to the story of the Maiden of Deception Pass.Link
to the Samish Indian Nation.Link
to pictures of the carving of the Maiden.
Looking to kayak in New Bern, North Carolina? In our last post
from the East Coast we launched from the opposite side of the Neuse River, away from town. However, if you're in downtown New Bern and feel the urge for a quick paddle just stroll over to Union Point Park. There's a boat ramp for bigger boats just around the corner, plenty of waterfront to enjoy, lots of parking, and a wooden dock to launch your kayak from.
The Neuse River flows pretty slow here and without wind it's pretty glassy. Just up from the park is a nice little waterfront area called Skipjack Landing. There's a restaurant called Persimmons
with a great outdoor seating area and gorgeous views of the river. Next-door/across the street is the Galley Marina & Store
, a full service marina and grocery with all kinds of yummies and daily specials. The only negative for paddlers - the marina doesn't technically have a place to put in a kayak. You could probably unofficially launch from here without being bothered (we call it a rogue-launch:), but it's just as easy to launch from nearby Union Point Park.
If you keep exploring you'll discover more of the town - beautiful architecture, moss covered oak trees, great historic buildings like the amazing Tryon Palace
, quaint bed & breakfasts - we love the Hanna House
, and a tasty little delicatessen - the Pollock Street Delicatessen
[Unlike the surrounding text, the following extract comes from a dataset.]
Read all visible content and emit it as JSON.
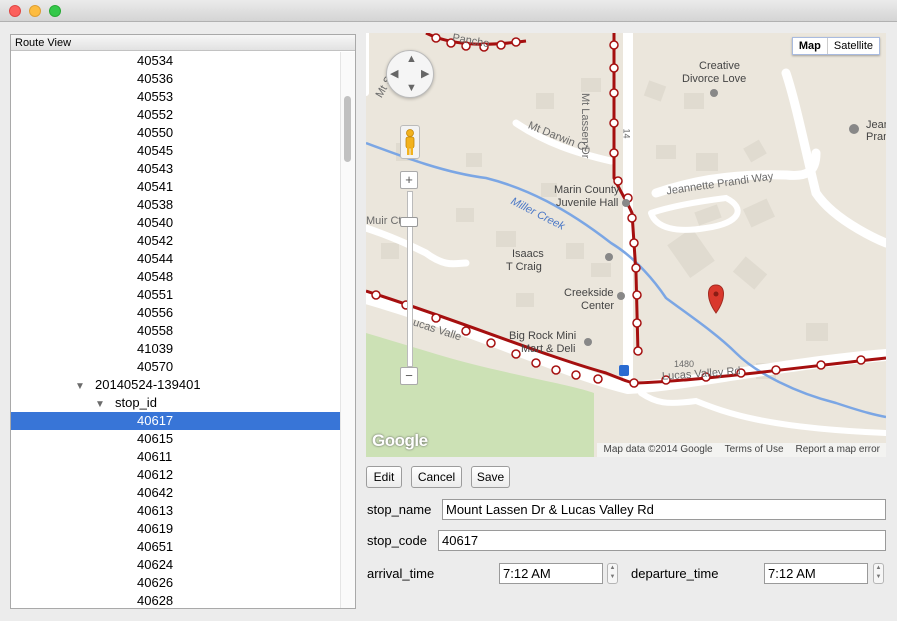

. New Bern is super-ultra-totally-amazingly-quaint…and more importantly, close to the water with access to Union Point Park and a gorgeous paddle on the river.
~Paul & Amber ETC